Following the centenary celebrations in 2018 of voting rights for women, 2019 marks 100 since the next step towards female equality – the opening of the professions.
The 1919 Act
While some bodies had started to admit women in the months before 1919, it was not until the Sex Disqualification (Removal) Act 1919 that all professional accountancy bodies were forced to admit women.
Before that, bodies such as the Institute of Chartered Accountants of England and Wales (ICAEW) would not allow women to take articles (effectively enter a training contract).
The impact of World War One
The question of admitting women had been a recurring issue for the various professional accountancy bodies which had begun to establish themselves in the 1800s.
But it was not until towards the end of World War One after women had replaced men called to the front in offices and practices, that the profession finally started to take active steps towards admitting women.
One Scottish accountancy body began by allowing women entry to their bookkeeping classes in 1916, while the Society of Incorporated Accountants and Auditors (which merged with ICAEW in the 1950s), agreed to admit women in October 1918.
The first woman admitted to the ICAEW
After the 1919 Act, the first woman admitted to the ICAEW was Mary Harris Smith.
Aged 72, and having had her own practice for much of her adult life, she was finally admitted as a fellow some 30 years after the rejection of her first application on the grounds of her gender.
The first woman admitted on equal terms
After 1919 and Mary Harris Smith, there was a delay of a few years as newly articled women started the process of sitting exams and completing their minimum three or five-year period of training. (The training depended on their previous level of education.)
The first to complete all these requirements was Ethel Watts, who was admitted to the ICAEW in February 1924.
Who was Ethel Watts?
Ethel was the eldest daughter of a Metropolitan police officer.
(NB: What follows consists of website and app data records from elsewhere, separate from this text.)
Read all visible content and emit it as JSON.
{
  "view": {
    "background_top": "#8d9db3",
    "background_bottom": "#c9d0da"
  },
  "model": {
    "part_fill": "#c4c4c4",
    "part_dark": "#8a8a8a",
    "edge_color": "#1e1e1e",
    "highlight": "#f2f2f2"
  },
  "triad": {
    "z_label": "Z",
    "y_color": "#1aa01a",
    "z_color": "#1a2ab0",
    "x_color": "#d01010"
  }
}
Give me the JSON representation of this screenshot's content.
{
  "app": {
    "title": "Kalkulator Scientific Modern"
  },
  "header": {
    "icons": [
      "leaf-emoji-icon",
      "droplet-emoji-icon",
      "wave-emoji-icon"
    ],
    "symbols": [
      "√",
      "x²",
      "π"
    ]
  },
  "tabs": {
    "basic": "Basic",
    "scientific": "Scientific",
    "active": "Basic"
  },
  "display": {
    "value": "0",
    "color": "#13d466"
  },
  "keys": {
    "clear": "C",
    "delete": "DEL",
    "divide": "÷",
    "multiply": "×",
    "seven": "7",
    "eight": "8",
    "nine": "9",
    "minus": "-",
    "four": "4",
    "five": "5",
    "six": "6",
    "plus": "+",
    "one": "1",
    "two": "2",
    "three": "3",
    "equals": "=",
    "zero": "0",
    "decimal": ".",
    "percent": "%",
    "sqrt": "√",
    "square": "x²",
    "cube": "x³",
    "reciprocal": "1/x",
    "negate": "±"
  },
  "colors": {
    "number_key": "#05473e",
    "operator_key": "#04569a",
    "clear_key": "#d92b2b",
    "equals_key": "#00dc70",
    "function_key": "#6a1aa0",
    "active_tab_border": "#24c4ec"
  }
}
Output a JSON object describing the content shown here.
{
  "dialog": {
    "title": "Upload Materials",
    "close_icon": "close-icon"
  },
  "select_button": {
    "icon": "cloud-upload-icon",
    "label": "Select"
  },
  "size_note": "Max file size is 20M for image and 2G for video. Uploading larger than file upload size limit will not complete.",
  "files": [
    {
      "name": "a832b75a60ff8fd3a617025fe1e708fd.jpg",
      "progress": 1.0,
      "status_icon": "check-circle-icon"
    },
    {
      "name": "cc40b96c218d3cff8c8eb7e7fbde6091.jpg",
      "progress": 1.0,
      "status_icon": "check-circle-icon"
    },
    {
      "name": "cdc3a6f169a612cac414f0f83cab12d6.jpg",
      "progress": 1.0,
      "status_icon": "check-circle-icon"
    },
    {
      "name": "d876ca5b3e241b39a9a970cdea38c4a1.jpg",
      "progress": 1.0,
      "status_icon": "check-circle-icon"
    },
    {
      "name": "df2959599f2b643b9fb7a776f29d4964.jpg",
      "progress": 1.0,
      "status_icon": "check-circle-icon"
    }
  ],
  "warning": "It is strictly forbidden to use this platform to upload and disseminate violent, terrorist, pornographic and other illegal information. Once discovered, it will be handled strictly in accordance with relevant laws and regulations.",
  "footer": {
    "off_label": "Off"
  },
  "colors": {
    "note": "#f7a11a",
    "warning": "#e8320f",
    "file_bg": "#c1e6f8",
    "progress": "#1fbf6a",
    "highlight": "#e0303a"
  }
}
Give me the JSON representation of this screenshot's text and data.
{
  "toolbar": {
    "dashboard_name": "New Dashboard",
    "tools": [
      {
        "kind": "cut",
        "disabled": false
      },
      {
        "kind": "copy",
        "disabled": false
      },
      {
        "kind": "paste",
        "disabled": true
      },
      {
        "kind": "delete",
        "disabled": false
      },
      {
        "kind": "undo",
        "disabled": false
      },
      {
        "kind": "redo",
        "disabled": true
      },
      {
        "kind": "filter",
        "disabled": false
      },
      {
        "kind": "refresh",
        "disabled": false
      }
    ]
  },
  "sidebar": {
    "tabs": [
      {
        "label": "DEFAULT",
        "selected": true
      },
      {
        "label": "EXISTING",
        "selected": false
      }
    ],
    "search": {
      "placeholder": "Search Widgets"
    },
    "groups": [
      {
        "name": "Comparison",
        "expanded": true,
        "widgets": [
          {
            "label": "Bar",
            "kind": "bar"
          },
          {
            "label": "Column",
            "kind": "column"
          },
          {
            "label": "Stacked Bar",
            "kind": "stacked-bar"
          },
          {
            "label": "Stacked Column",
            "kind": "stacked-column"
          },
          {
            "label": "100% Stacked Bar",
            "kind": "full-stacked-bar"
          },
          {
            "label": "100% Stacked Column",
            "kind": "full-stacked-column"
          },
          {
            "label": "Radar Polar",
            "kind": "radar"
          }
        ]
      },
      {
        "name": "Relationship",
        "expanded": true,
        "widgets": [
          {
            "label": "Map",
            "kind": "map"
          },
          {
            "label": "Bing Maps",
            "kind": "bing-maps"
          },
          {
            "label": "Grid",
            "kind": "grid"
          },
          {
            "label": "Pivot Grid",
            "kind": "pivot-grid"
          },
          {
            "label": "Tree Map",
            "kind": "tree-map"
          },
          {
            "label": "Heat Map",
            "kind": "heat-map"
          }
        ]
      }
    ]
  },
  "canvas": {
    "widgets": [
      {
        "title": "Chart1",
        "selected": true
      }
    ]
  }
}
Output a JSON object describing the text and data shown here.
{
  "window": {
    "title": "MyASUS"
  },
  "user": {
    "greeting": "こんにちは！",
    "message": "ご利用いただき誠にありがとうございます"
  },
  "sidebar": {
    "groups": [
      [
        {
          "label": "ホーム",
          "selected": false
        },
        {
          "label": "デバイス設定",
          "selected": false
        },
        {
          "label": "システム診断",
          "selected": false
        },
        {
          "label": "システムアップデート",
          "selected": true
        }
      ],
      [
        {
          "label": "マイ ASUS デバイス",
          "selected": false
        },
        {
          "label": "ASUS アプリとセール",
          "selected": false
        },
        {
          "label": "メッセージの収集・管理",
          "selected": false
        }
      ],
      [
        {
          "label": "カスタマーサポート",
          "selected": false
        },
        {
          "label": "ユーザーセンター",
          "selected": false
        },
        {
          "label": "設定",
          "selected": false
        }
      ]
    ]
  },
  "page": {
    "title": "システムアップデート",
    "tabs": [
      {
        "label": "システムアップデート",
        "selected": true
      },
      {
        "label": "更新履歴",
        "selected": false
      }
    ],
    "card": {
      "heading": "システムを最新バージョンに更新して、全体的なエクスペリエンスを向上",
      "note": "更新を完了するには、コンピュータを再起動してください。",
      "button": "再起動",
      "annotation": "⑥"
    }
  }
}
She attended Bedford college and then Royal Holloway before signing up for her articles in August 1920.
In later life she recorded that it was Sir Harry Peat (whose father Sir William Peat is the P in KMPG) who suggested that she should try accountancy as a career.
A practice of her own
After qualifying, Ethel worked for Sir Harry for a year before setting up in practice on her own account. After a short period in partnership with another lady accountant, she ran her own practice until she retired in July 1961.
Contributing to the ICAEW
Having established her practice, Ethel began to get increasingly involved with the ICAEW.
Her papers held at the Women’s library at the London School of Economics show her writing in 1934 to inquire why female students were still being seated separately from the men in examination halls.
By the 1940s it was Ethel that the ICAEW turned to when they needed a female perspective on equal pay.
In the 1950s she was the first woman elected to the committee of the London and District Society of the ICAEW as well as becoming involved in the Chartered Accountants’ Benevolent Association (CABA).
In 1962 Ethel represented the ICAEW at the Eighth International Congress of Accountants in New York.
Ethel understood the importance of networking and was instrumental in setting up the Women’s Chartered Accountants Dining society in 1945.
This enabled women in the profession to meet and network at a time when, as one member put it: “Women accountants feel rather isolated, like mermaids sitting on a rock.”
The world beyond accounting
Ethel didn’t restrict herself to accountancy. She was active in the Labour movement, and also campaigned for equal pay and the separate taxation of men and women. For many years she was chair of the Fawcett Society.
The march of the women
In the decades following the Act, the number of women in the profession increased slowly. By 1949, the ICAEW had only 125 female members compared to around 15,000 men.
By the time Ethel died in 1963, a total of 433 women had been admitted to the ICAEW, with a further 120 women articled as clerks – representing around 4 per cent of the total student body.
Where are we now?
One hundred years later, there are tens of thousands of female professional accountants in the UK. Representation does though vary between the professional bodies.
Figures published annually by the Financial Reporting Council show that, as at 31 December 2017, the Association of Chartered Certified Accountants (ACCA) has the highest percentage of female members at 46 per cent. The ICAEW reported the lowest percentage of female members at 28 per cent.
On average, over all seven major UK accountancy bodies included in the report, 36% of members were female.
The position for tax
How the gender balance in accountancy will evolve in the future can best be predicted from the student body.
Over the past 20 years the percentage of female students has gradually increased for all seven bodies, ranging from 43 per cent for ICAEW up to 57 per cent for ACCA.
Overall, by 2017 the seven bodies combined reported that 49 per cent of their combined student body were female.
It therefore seems not inconceivable that in 2019, 100 years after the way into the professions was opened, the student body of future accountants could finally represent both genders equally.